Try it
Copy each entry below unchanged; the images do not go in the copy.

───── Input data

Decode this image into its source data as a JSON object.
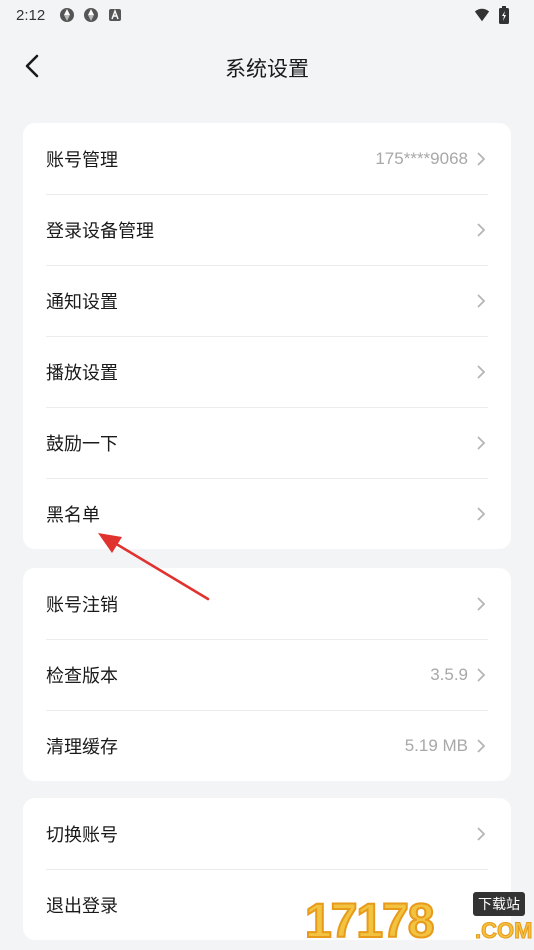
{
  "status_bar": {
    "time": "2:12",
    "icons": [
      "aperture-icon",
      "aperture-icon",
      "text-a-icon"
    ],
    "right_icons": [
      "wifi-icon",
      "battery-icon"
    ]
  },
  "header": {
    "title": "系统设置",
    "back_icon": "chevron-left-icon"
  },
  "groups": [
    {
      "items": [
        {
          "label": "账号管理",
          "value": "175****9068"
        },
        {
          "label": "登录设备管理",
          "value": ""
        },
        {
          "label": "通知设置",
          "value": ""
        },
        {
          "label": "播放设置",
          "value": ""
        },
        {
          "label": "鼓励一下",
          "value": ""
        },
        {
          "label": "黑名单",
          "value": ""
        }
      ]
    },
    {
      "items": [
        {
          "label": "账号注销",
          "value": ""
        },
        {
          "label": "检查版本",
          "value": "3.5.9"
        },
        {
          "label": "清理缓存",
          "value": "5.19 MB"
        }
      ]
    },
    {
      "items": [
        {
          "label": "切换账号",
          "value": ""
        },
        {
          "label": "退出登录",
          "value": ""
        }
      ]
    }
  ],
  "watermark": {
    "digits": "17178",
    "tag": "下载站",
    "suffix": ".COM"
  },
  "colors": {
    "background": "#f3f4f6",
    "card": "#ffffff",
    "annotation_arrow": "#e0322e",
    "watermark": "#f2c341"
  }
}
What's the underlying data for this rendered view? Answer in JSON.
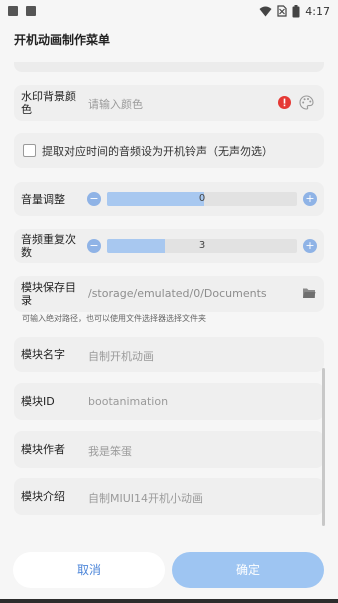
{
  "status_bar": {
    "time": "4:17",
    "icons": [
      "wifi-icon",
      "no-sim-icon",
      "battery-icon"
    ]
  },
  "dialog": {
    "title": "开机动画制作菜单"
  },
  "watermark_color": {
    "label": "水印背景颜色",
    "placeholder": "请输入颜色",
    "error_icon_color": "#e53935",
    "icons": [
      "error-icon",
      "palette-icon"
    ]
  },
  "ringtone_option": {
    "label": "提取对应时间的音频设为开机铃声（无声勿选）",
    "checked": false
  },
  "volume": {
    "label": "音量调整",
    "value": "0",
    "minus": "−",
    "plus": "+"
  },
  "audio_repeat": {
    "label": "音频重复次数",
    "value": "3",
    "minus": "−",
    "plus": "+"
  },
  "save_dir": {
    "label": "模块保存目录",
    "value": "/storage/emulated/0/Documents",
    "hint": "可输入绝对路径，也可以使用文件选择器选择文件夹",
    "icon": "folder-icon"
  },
  "module_name": {
    "label": "模块名字",
    "placeholder": "自制开机动画"
  },
  "module_id": {
    "label": "模块ID",
    "placeholder": "bootanimation"
  },
  "module_author": {
    "label": "模块作者",
    "placeholder": "我是笨蛋"
  },
  "module_desc": {
    "label": "模块介绍",
    "placeholder": "自制MIUI14开机小动画"
  },
  "buttons": {
    "cancel": "取消",
    "ok": "确定"
  },
  "colors": {
    "accent": "#4d86d9",
    "primary_button": "#9ec5f2",
    "slider_fill": "#a8c8f0"
  }
}
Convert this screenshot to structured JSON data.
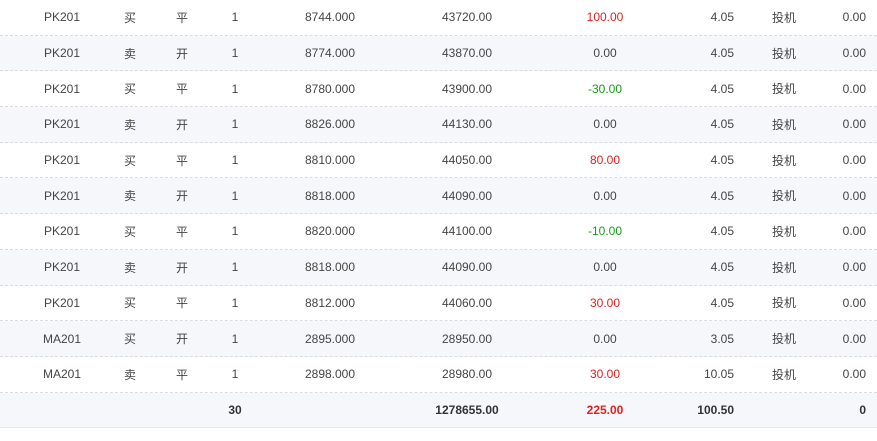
{
  "colors": {
    "positive": "#e02020",
    "negative": "#1a9b1a"
  },
  "rows": [
    {
      "contract": "PK201",
      "direction": "买",
      "offset": "平",
      "qty": "1",
      "price": "8744.000",
      "amount": "43720.00",
      "pnl": "100.00",
      "pnl_sign": "pos",
      "fee": "4.05",
      "type": "投机",
      "last": "0.00"
    },
    {
      "contract": "PK201",
      "direction": "卖",
      "offset": "开",
      "qty": "1",
      "price": "8774.000",
      "amount": "43870.00",
      "pnl": "0.00",
      "pnl_sign": "zero",
      "fee": "4.05",
      "type": "投机",
      "last": "0.00"
    },
    {
      "contract": "PK201",
      "direction": "买",
      "offset": "平",
      "qty": "1",
      "price": "8780.000",
      "amount": "43900.00",
      "pnl": "-30.00",
      "pnl_sign": "neg",
      "fee": "4.05",
      "type": "投机",
      "last": "0.00"
    },
    {
      "contract": "PK201",
      "direction": "卖",
      "offset": "开",
      "qty": "1",
      "price": "8826.000",
      "amount": "44130.00",
      "pnl": "0.00",
      "pnl_sign": "zero",
      "fee": "4.05",
      "type": "投机",
      "last": "0.00"
    },
    {
      "contract": "PK201",
      "direction": "买",
      "offset": "平",
      "qty": "1",
      "price": "8810.000",
      "amount": "44050.00",
      "pnl": "80.00",
      "pnl_sign": "pos",
      "fee": "4.05",
      "type": "投机",
      "last": "0.00"
    },
    {
      "contract": "PK201",
      "direction": "卖",
      "offset": "开",
      "qty": "1",
      "price": "8818.000",
      "amount": "44090.00",
      "pnl": "0.00",
      "pnl_sign": "zero",
      "fee": "4.05",
      "type": "投机",
      "last": "0.00"
    },
    {
      "contract": "PK201",
      "direction": "买",
      "offset": "平",
      "qty": "1",
      "price": "8820.000",
      "amount": "44100.00",
      "pnl": "-10.00",
      "pnl_sign": "neg",
      "fee": "4.05",
      "type": "投机",
      "last": "0.00"
    },
    {
      "contract": "PK201",
      "direction": "卖",
      "offset": "开",
      "qty": "1",
      "price": "8818.000",
      "amount": "44090.00",
      "pnl": "0.00",
      "pnl_sign": "zero",
      "fee": "4.05",
      "type": "投机",
      "last": "0.00"
    },
    {
      "contract": "PK201",
      "direction": "买",
      "offset": "平",
      "qty": "1",
      "price": "8812.000",
      "amount": "44060.00",
      "pnl": "30.00",
      "pnl_sign": "pos",
      "fee": "4.05",
      "type": "投机",
      "last": "0.00"
    },
    {
      "contract": "MA201",
      "direction": "买",
      "offset": "开",
      "qty": "1",
      "price": "2895.000",
      "amount": "28950.00",
      "pnl": "0.00",
      "pnl_sign": "zero",
      "fee": "3.05",
      "type": "投机",
      "last": "0.00"
    },
    {
      "contract": "MA201",
      "direction": "卖",
      "offset": "平",
      "qty": "1",
      "price": "2898.000",
      "amount": "28980.00",
      "pnl": "30.00",
      "pnl_sign": "pos",
      "fee": "10.05",
      "type": "投机",
      "last": "0.00"
    }
  ],
  "totals": {
    "qty": "30",
    "amount": "1278655.00",
    "pnl": "225.00",
    "fee": "100.50",
    "last": "0"
  }
}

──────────

Result of the task
Decode this image into its source data as a JSON object.
{
  "status_bar": {
    "time": "2:12",
    "icons": [
      "aperture-icon",
      "aperture-icon",
      "text-a-icon"
    ],
    "right_icons": [
      "wifi-icon",
      "battery-icon"
    ]
  },
  "header": {
    "title": "系统设置",
    "back_icon": "chevron-left-icon"
  },
  "groups": [
    {
      "items": [
        {
          "label": "账号管理",
          "value": "175****9068"
        },
        {
          "label": "登录设备管理",
          "value": ""
        },
        {
          "label": "通知设置",
          "value": ""
        },
        {
          "label": "播放设置",
          "value": ""
        },
        {
          "label": "鼓励一下",
          "value": ""
        },
        {
          "label": "黑名单",
          "value": ""
        }
      ]
    },
    {
      "items": [
        {
          "label": "账号注销",
          "value": ""
        },
        {
          "label": "检查版本",
          "value": "3.5.9"
        },
        {
          "label": "清理缓存",
          "value": "5.19 MB"
        }
      ]
    },
    {
      "items": [
        {
          "label": "切换账号",
          "value": ""
        },
        {
          "label": "退出登录",
          "value": ""
        }
      ]
    }
  ],
  "watermark": {
    "digits": "17178",
    "tag": "下载站",
    "suffix": ".COM"
  },
  "colors": {
    "background": "#f3f4f6",
    "card": "#ffffff",
    "annotation_arrow": "#e0322e",
    "watermark": "#f2c341"
  }
}
What's the underlying data for this rendered view? Answer in JSON.
{
  "status_bar": {
    "time": "4:17",
    "icons": [
      "wifi-icon",
      "no-sim-icon",
      "battery-icon"
    ]
  },
  "dialog": {
    "title": "开机动画制作菜单"
  },
  "watermark_color": {
    "label": "水印背景颜色",
    "placeholder": "请输入颜色",
    "error_icon_color": "#e53935",
    "icons": [
      "error-icon",
      "palette-icon"
    ]
  },
  "ringtone_option": {
    "label": "提取对应时间的音频设为开机铃声（无声勿选）",
    "checked": false
  },
  "volume": {
    "label": "音量调整",
    "value": "0",
    "minus": "−",
    "plus": "+"
  },
  "audio_repeat": {
    "label": "音频重复次数",
    "value": "3",
    "minus": "−",
    "plus": "+"
  },
  "save_dir": {
    "label": "模块保存目录",
    "value": "/storage/emulated/0/Documents",
    "hint": "可输入绝对路径，也可以使用文件选择器选择文件夹",
    "icon": "folder-icon"
  },
  "module_name": {
    "label": "模块名字",
    "placeholder": "自制开机动画"
  },
  "module_id": {
    "label": "模块ID",
    "placeholder": "bootanimation"
  },
  "module_author": {
    "label": "模块作者",
    "placeholder": "我是笨蛋"
  },
  "module_desc": {
    "label": "模块介绍",
    "placeholder": "自制MIUI14开机小动画"
  },
  "buttons": {
    "cancel": "取消",
    "ok": "确定"
  },
  "colors": {
    "accent": "#4d86d9",
    "primary_button": "#9ec5f2",
    "slider_fill": "#a8c8f0"
  }
}
Convert this screenshot to structured JSON data.
{
  "colors": {
    "positive": "#e02020",
    "negative": "#1a9b1a"
  },
  "rows": [
    {
      "contract": "PK201",
      "direction": "买",
      "offset": "平",
      "qty": "1",
      "price": "8744.000",
      "amount": "43720.00",
      "pnl": "100.00",
      "pnl_sign": "pos",
      "fee": "4.05",
      "type": "投机",
      "last": "0.00"
    },
    {
      "contract": "PK201",
      "direction": "卖",
      "offset": "开",
      "qty": "1",
      "price": "8774.000",
      "amount": "43870.00",
      "pnl": "0.00",
      "pnl_sign": "zero",
      "fee": "4.05",
      "type": "投机",
      "last": "0.00"
    },
    {
      "contract": "PK201",
      "direction": "买",
      "offset": "平",
      "qty": "1",
      "price": "8780.000",
      "amount": "43900.00",
      "pnl": "-30.00",
      "pnl_sign": "neg",
      "fee": "4.05",
      "type": "投机",
      "last": "0.00"
    },
    {
      "contract": "PK201",
      "direction": "卖",
      "offset": "开",
      "qty": "1",
      "price": "8826.000",
      "amount": "44130.00",
      "pnl": "0.00",
      "pnl_sign": "zero",
      "fee": "4.05",
      "type": "投机",
      "last": "0.00"
    },
    {
      "contract": "PK201",
      "direction": "买",
      "offset": "平",
      "qty": "1",
      "price": "8810.000",
      "amount": "44050.00",
      "pnl": "80.00",
      "pnl_sign": "pos",
      "fee": "4.05",
      "type": "投机",
      "last": "0.00"
    },
    {
      "contract": "PK201",
      "direction": "卖",
      "offset": "开",
      "qty": "1",
      "price": "8818.000",
      "amount": "44090.00",
      "pnl": "0.00",
      "pnl_sign": "zero",
      "fee": "4.05",
      "type": "投机",
      "last": "0.00"
    },
    {
      "contract": "PK201",
      "direction": "买",
      "offset": "平",
      "qty": "1",
      "price": "8820.000",
      "amount": "44100.00",
      "pnl": "-10.00",
      "pnl_sign": "neg",
      "fee": "4.05",
      "type": "投机",
      "last": "0.00"
    },
    {
      "contract": "PK201",
      "direction": "卖",
      "offset": "开",
      "qty": "1",
      "price": "8818.000",
      "amount": "44090.00",
      "pnl": "0.00",
      "pnl_sign": "zero",
      "fee": "4.05",
      "type": "投机",
      "last": "0.00"
    },
    {
      "contract": "PK201",
      "direction": "买",
      "offset": "平",
      "qty": "1",
      "price": "8812.000",
      "amount": "44060.00",
      "pnl": "30.00",
      "pnl_sign": "pos",
      "fee": "4.05",
      "type": "投机",
      "last": "0.00"
    },
    {
      "contract": "MA201",
      "direction": "买",
      "offset": "开",
      "qty": "1",
      "price": "2895.000",
      "amount": "28950.00",
      "pnl": "0.00",
      "pnl_sign": "zero",
      "fee": "3.05",
      "type": "投机",
      "last": "0.00"
    },
    {
      "contract": "MA201",
      "direction": "卖",
      "offset": "平",
      "qty": "1",
      "price": "2898.000",
      "amount": "28980.00",
      "pnl": "30.00",
      "pnl_sign": "pos",
      "fee": "10.05",
      "type": "投机",
      "last": "0.00"
    }
  ],
  "totals": {
    "qty": "30",
    "amount": "1278655.00",
    "pnl": "225.00",
    "fee": "100.50",
    "last": "0"
  }
}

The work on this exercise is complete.